On the noble Baroness’s specific question, Article 2 is not excluded and cannot be. Section 7A of the European Union (Withdrawal) Act 2018 will always apply. None of the provisions that the noble Baroness mentioned ceases to apply to Article 2 under this Bill, including Article 13(3), the arbitration provisions, Article 5 of the withdrawal agreement and Section 7C of the European Union (Withdrawal) Act. As I say, I am happy to put this down in much more detail in writing so that all noble Lords will have a chance to consider the responses.

On the point made by the noble Lord, Lord Purvis of Tweed, regarding the EU negotiating mandate, I am happy to confirm that the Government are still engaging with the EU in talks, and we are clear that movement from the EU is needed that goes beyond its 2020-21 proposals. We need to be able to make changes to the protocol.

To conclude—

I know that it is late; it is very kind of the Minister to give way. Just so we are crystal clear, that means that we have formally sought EU member states to seek a new mandate from the Commission.

I am sure that the noble Lord will forgive me if I do not give a running commentary on the negotiations. I have set out the Government’s position, and I do not really want to be drawn beyond it.

I am sorry to interrupt my noble friend, but when he replies to the points made by the noble Baroness, Lady Ritchie, will he answer the question not just whether the Government will do these things but whether they would have power to do these things? That is the question that most concerns me and many on this side of the Committee.

I am grateful to my noble friend, and I will ensure that the answers to the noble Baroness are as full and detailed as possible.

In conclusion, given the lateness of the hour and the need to make progress, I genuinely believe that the aims of the Government, the noble Baroness and other noble Lords who have spoken in the debate this evening are broadly aligned. There might be differences of approach, but we do not believe that the amendments are required. I will write to the noble Baroness in detail and, in that spirit, urge her to withdraw her amendment.

My Lords, I thank all noble Lords who have spoken in this debate, including the Minister who responded. I obviously look forward to the detailed answers following the submission of my speech, outlining the questions to him. What the noble Lord, Lord Deben, has just expressed, and it is the thread running through the contributions made by noble Lords this evening, is the fear of the power that Ministers will have through the regulations. That will have a damaging impact on Article 2, perhaps by default, but it is the worry and the concern of both commissions in Northern Ireland. I understand that they have a statutory duty under the dedicated mechanism to deal with these issues, but it might be useful for the Government to enter into discussions. I do not know whether that is possible, because one is the responsibility of the Northern Ireland Executive and the other is the responsibility of the Northern Ireland Office, but it might be useful, because of their joint responsibility, to have further discussions with them in relation to these issues.

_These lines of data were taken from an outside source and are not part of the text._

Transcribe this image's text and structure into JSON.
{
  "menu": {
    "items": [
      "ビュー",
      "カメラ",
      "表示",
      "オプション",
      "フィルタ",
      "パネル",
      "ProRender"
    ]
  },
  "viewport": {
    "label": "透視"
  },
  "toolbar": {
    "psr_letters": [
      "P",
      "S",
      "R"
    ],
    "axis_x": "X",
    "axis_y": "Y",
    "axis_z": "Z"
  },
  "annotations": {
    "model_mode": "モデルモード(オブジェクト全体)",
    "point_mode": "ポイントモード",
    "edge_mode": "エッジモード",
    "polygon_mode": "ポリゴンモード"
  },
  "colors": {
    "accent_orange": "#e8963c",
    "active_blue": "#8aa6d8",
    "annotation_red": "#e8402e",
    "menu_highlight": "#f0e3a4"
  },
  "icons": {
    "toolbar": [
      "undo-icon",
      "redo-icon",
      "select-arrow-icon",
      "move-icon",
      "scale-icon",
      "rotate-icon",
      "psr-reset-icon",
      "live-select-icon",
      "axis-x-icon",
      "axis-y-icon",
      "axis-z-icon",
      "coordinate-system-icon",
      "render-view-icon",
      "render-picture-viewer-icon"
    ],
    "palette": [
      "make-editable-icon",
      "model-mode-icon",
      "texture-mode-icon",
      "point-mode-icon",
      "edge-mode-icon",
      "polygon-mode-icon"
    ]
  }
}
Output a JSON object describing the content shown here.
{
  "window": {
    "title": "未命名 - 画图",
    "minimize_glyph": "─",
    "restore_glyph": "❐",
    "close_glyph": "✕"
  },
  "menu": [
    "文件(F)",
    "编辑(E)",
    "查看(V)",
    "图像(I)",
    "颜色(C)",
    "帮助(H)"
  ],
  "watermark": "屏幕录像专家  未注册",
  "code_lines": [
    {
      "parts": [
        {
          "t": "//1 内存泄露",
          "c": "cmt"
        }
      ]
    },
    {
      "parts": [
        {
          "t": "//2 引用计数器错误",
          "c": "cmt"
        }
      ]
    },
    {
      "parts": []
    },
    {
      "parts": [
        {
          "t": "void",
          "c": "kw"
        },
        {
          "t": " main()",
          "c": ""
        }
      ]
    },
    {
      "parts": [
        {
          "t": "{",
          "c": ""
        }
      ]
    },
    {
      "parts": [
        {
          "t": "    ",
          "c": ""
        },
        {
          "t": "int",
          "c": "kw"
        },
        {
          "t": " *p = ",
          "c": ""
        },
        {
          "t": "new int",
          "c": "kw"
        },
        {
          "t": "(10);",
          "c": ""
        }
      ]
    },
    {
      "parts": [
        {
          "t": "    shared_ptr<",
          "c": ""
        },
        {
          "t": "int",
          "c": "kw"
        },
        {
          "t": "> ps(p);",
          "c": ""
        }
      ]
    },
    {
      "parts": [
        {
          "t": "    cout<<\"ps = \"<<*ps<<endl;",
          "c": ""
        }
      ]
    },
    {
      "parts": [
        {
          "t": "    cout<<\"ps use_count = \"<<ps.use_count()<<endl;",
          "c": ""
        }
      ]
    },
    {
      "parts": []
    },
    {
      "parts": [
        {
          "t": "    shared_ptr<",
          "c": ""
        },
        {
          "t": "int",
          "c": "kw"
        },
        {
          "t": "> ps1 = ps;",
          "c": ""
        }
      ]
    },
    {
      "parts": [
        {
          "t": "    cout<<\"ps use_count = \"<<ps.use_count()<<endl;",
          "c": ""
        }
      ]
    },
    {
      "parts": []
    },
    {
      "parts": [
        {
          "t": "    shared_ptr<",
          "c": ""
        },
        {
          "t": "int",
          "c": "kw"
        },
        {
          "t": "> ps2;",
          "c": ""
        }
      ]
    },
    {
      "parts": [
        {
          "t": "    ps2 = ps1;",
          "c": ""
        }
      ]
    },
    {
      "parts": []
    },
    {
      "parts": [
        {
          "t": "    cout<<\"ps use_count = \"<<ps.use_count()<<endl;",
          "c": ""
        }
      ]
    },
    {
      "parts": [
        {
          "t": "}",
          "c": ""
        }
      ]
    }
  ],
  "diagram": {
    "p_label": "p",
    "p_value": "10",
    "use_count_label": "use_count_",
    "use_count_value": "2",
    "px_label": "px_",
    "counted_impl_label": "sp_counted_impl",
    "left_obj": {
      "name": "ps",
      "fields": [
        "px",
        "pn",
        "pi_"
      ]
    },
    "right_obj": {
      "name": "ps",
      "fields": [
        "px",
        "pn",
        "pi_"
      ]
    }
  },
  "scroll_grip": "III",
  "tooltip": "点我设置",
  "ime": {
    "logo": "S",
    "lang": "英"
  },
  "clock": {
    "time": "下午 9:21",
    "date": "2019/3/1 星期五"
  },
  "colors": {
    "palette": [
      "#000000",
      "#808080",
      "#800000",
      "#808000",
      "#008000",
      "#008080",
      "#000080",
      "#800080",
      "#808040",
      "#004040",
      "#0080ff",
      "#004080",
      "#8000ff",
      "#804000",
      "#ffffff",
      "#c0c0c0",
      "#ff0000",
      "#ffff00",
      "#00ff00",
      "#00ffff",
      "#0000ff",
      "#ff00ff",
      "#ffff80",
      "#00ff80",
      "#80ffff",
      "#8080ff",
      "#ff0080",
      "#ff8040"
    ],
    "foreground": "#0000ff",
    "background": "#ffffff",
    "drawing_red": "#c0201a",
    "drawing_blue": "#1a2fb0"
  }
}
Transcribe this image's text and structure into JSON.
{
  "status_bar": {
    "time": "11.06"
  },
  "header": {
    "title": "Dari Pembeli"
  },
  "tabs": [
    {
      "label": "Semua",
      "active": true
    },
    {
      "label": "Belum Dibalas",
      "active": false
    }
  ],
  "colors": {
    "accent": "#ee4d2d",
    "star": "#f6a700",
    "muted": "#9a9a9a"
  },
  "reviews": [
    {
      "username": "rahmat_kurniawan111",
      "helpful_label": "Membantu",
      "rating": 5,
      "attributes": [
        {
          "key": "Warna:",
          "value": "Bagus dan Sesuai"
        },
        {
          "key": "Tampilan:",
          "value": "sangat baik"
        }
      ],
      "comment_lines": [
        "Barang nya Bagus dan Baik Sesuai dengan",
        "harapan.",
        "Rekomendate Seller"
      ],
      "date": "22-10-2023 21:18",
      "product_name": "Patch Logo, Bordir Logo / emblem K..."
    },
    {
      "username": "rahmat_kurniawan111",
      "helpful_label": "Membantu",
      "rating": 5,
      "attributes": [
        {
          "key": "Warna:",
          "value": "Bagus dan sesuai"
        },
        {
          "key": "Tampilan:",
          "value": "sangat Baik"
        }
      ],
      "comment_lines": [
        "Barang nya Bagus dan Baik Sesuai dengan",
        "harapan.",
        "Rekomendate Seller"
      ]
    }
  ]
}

Because of the lateness of the hour, I look forward to the answers from the Minister. I believe that the problem lies with the further powers in the regulations that are yet to be revealed to your Lordships’ House. At this stage, however, I beg leave to withdraw the amendment, with the proviso—dependent on the answers received—that I might bring some of these issues back on Report.

Amendment 15A withdrawn.

Clause 9 agreed.

Clause 10: Meaning of “regulation of goods”

Amendment 15B not moved.

Clause 10 agreed.

Clause 11 agreed.

House resumed.

House adjourned at 10 pm.